The planning and organisation has only just begun. I see it evolving, growing and going national over the next few years. 10,000 lanterns nationally on Anzac Day eve 2015, the centenary of the Gallipoli landing.

Best we can.

For peace!

Graeme Dunstan
0407 951 688


  1. Australia was founded by the military actually, and its popularity has been the norm and has grown ever since.

  2. “Australia was founded by the military” sounds like hyperbole to me. Australia was founded as a penal colony by the British Crown, which used both military and civil personnel to administer and regulate. By far the majority of new settlers were prisoners, and I find it hard to imagine they were happy about the military presence. As well as the European colonists, there were the Aboriginal inhabitants. Likewise I doubt they held too much affection for the colonial military.

    In any event we are called upon by Christ, not to participate in popularity contests, but to love God, love one another, and bring forth the Kingdom on Earth. I’m not aware of any passage in the Gospels telling us this will be either easy OR popular. I think the idea of restoring Christianity to ANZAC Day is great, prophetic even.

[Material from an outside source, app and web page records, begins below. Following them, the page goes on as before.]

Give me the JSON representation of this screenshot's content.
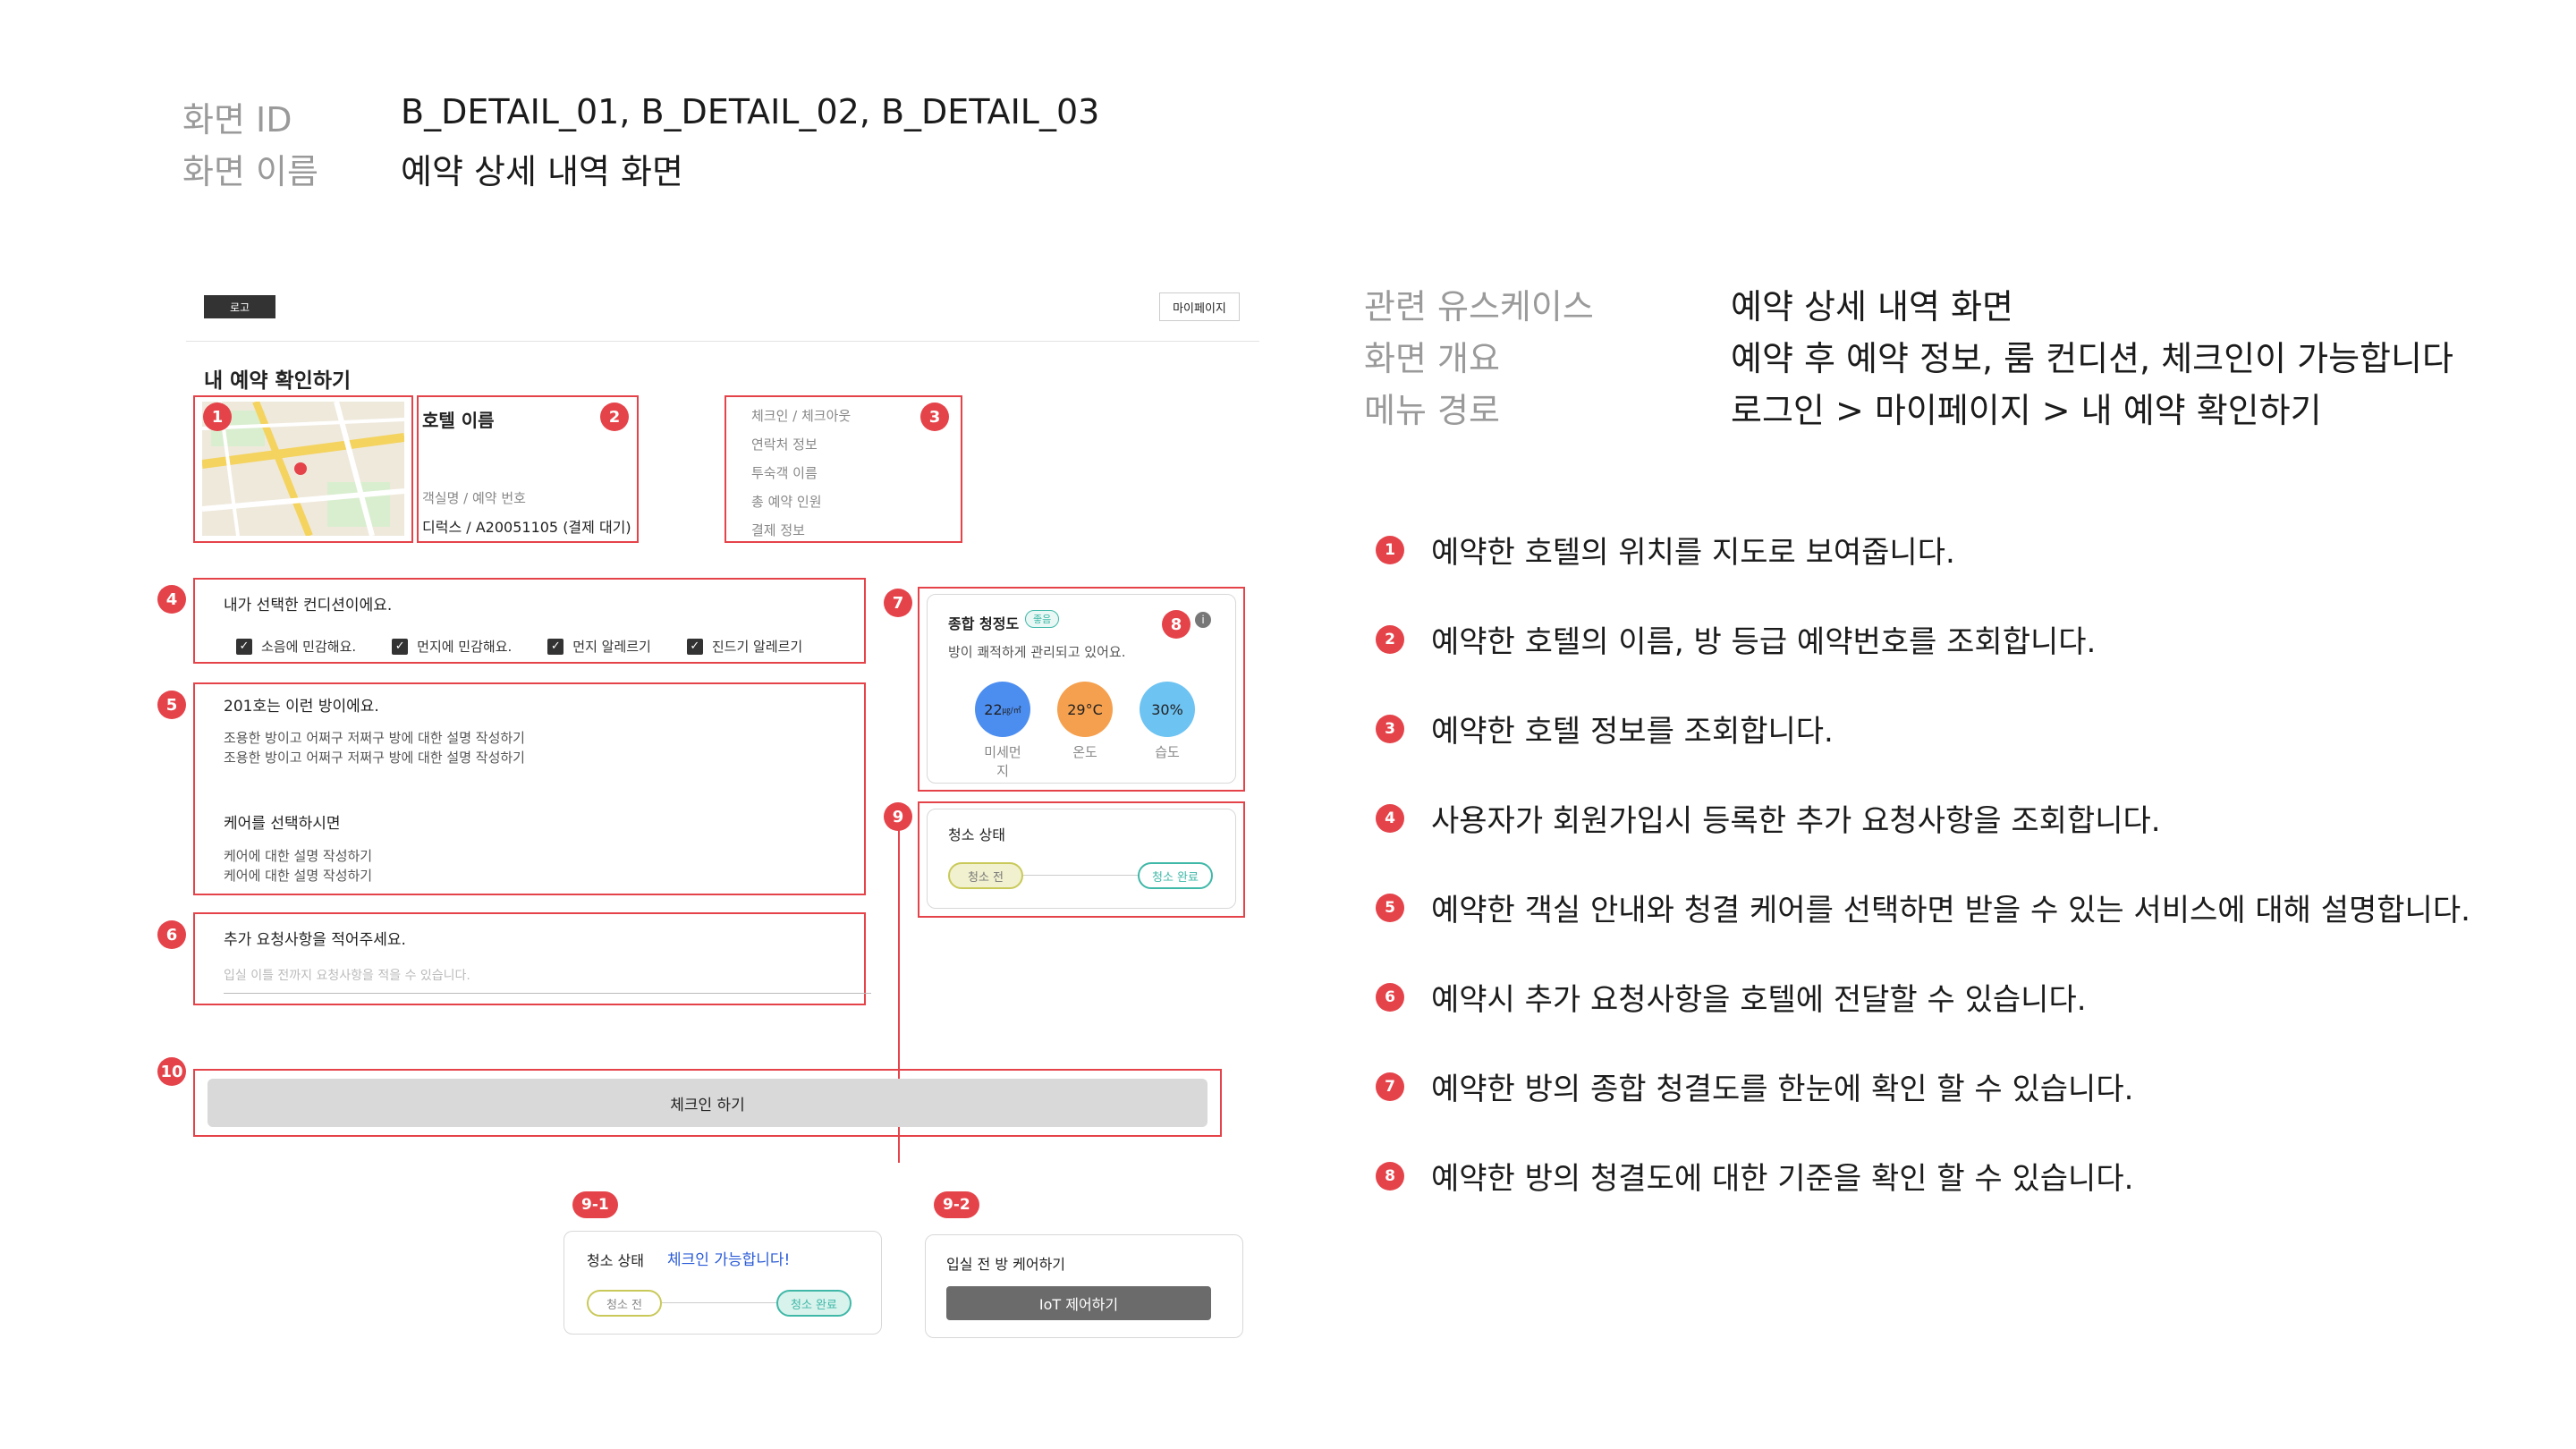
{
  "header": {
    "screen_id_label": "화면 ID",
    "screen_id_value": "B_DETAIL_01, B_DETAIL_02, B_DETAIL_03",
    "screen_name_label": "화면 이름",
    "screen_name_value": "예약 상세 내역 화면"
  },
  "meta": {
    "usecase_label": "관련 유스케이스",
    "usecase_value": "예약 상세 내역 화면",
    "overview_label": "화면 개요",
    "overview_value": "예약 후 예약 정보, 룸 컨디션, 체크인이 가능합니다",
    "menu_label": "메뉴 경로",
    "menu_value": "로그인 > 마이페이지 > 내 예약 확인하기"
  },
  "mockup": {
    "logo": "로고",
    "mypage_button": "마이페이지",
    "page_title": "내 예약 확인하기",
    "hotel_name": "호텔 이름",
    "room_label": "객실명 / 예약 번호",
    "room_value": "디럭스 / A20051105 (결제 대기)",
    "info_items": [
      "체크인 / 체크아웃",
      "연락처 정보",
      "투숙객 이름",
      "총 예약 인원",
      "결제 정보"
    ],
    "conditions_title": "내가 선택한 컨디션이에요.",
    "conditions": [
      "소음에 민감해요.",
      "먼지에 민감해요.",
      "먼지 알레르기",
      "진드기 알레르기"
    ],
    "room_title": "201호는 이런 방이에요.",
    "room_desc": [
      "조용한 방이고 어쩌구 저쩌구 방에 대한 설명 작성하기",
      "조용한 방이고 어쩌구 저쩌구 방에 대한 설명 작성하기"
    ],
    "care_title": "케어를 선택하시면",
    "care_desc": [
      "케어에 대한 설명 작성하기",
      "케어에 대한 설명 작성하기"
    ],
    "request_title": "추가 요청사항을 적어주세요.",
    "request_placeholder": "입실 이틀 전까지 요청사항을 적을 수 있습니다.",
    "clean_title": "종합 청정도",
    "clean_badge": "좋음",
    "clean_sub": "방이 쾌적하게 관리되고 있어요.",
    "metrics": [
      {
        "value": "22",
        "unit": "㎍/㎥",
        "label": "미세먼지",
        "color": "#4c8df0"
      },
      {
        "value": "29°C",
        "unit": "",
        "label": "온도",
        "color": "#f5a04e"
      },
      {
        "value": "30%",
        "unit": "",
        "label": "습도",
        "color": "#6dc3f2"
      }
    ],
    "status_title": "청소 상태",
    "status_before": "청소 전",
    "status_done": "청소 완료",
    "checkin_button": "체크인 하기",
    "card91_title": "청소 상태",
    "card91_msg": "체크인 가능합니다!",
    "card91_before": "청소 전",
    "card91_done": "청소 완료",
    "card92_title": "입실 전 방 케어하기",
    "card92_button": "IoT 제어하기"
  },
  "badges": [
    "1",
    "2",
    "3",
    "4",
    "5",
    "6",
    "7",
    "8",
    "9",
    "10",
    "9-1",
    "9-2"
  ],
  "descriptions": [
    {
      "num": "1",
      "text": "예약한 호텔의 위치를 지도로 보여줍니다."
    },
    {
      "num": "2",
      "text": "예약한 호텔의 이름, 방 등급 예약번호를 조회합니다."
    },
    {
      "num": "3",
      "text": "예약한 호텔 정보를 조회합니다."
    },
    {
      "num": "4",
      "text": "사용자가 회원가입시 등록한 추가 요청사항을 조회합니다."
    },
    {
      "num": "5",
      "text": "예약한 객실 안내와 청결 케어를 선택하면 받을 수 있는 서비스에 대해 설명합니다."
    },
    {
      "num": "6",
      "text": "예약시 추가 요청사항을 호텔에 전달할 수 있습니다."
    },
    {
      "num": "7",
      "text": "예약한 방의 종합 청결도를 한눈에 확인 할 수 있습니다."
    },
    {
      "num": "8",
      "text": "예약한 방의 청결도에 대한 기준을 확인 할 수 있습니다."
    }
  ],
  "colors": {
    "accent_red": "#e5434a",
    "teal": "#3fb8a8",
    "olive": "#c9c95a",
    "blue_text": "#2a5bd7"
  }
}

  3. The prisoners were not settlers, but rather prisoners serving time, (most charged unjustly by our standards).
    The land was under the control of the military and was under military law - it was not a free settlement. It employed civilians just as it does today. The military takes control of an area which is under martial law even today,the 'crown' decides which other authorities will govern in such an area.
    No one is free to just move into such an area - as we saw during the recent flash floods west of Brisbane.
    In the case of the first English settlements free settlers had to gain permission to move to the area under control of the military.
    No, the prisoners would not have been happy to be guarded, most prisoners are not.
    The aboriginals were curious, and happy to share and support until the new comers outstayed their welcome as is what happened in North America.
    During Anzac day celebrations, chaplains from most denominations are in attendance, in fact they are the ones who lead the prayers. So Chrisitnaity is represented and is in Anzac day, as they have always been.
    The chaplians make the point during the services that they are not there to glorify war, but to remember the dead and the victims of war.
    It has always been that way since the first Anzac day service.
    As a former Army Officer, during Anzac day, I honour the dead as I would at any funeral service which is what Anzac day was and still is. If you want to protest on Anzac day, I suggest you do it where civilian workers and contractors make the weapons and ammunition, and leave people in peace to remember the dead who died in a useless battle designed and implemented by a civilian. Civilians of Australia and Britian voted for the governments who made war. Please honour the dead.
    You won't find a Chaplain holding a service at a munitions factory on Anzac day.

  4. My comment would be that Anonymous has a strange view of history - the convicts would certainly have not regarded the military, who were really prison officers, with any enthusiasm. Popularity was the norm with whom? The military? Certainly not the convicts and certainly not the Aboriginals.

    Historically the military have had a small place in Australian history. How many military figures have been elected to Parliament or played a leading role in Australian society? the most significant military figures have achieved their status through non-military activity. Major General Stretton for the recovery effort in Darwin after Cyclone Tracy comes to mind.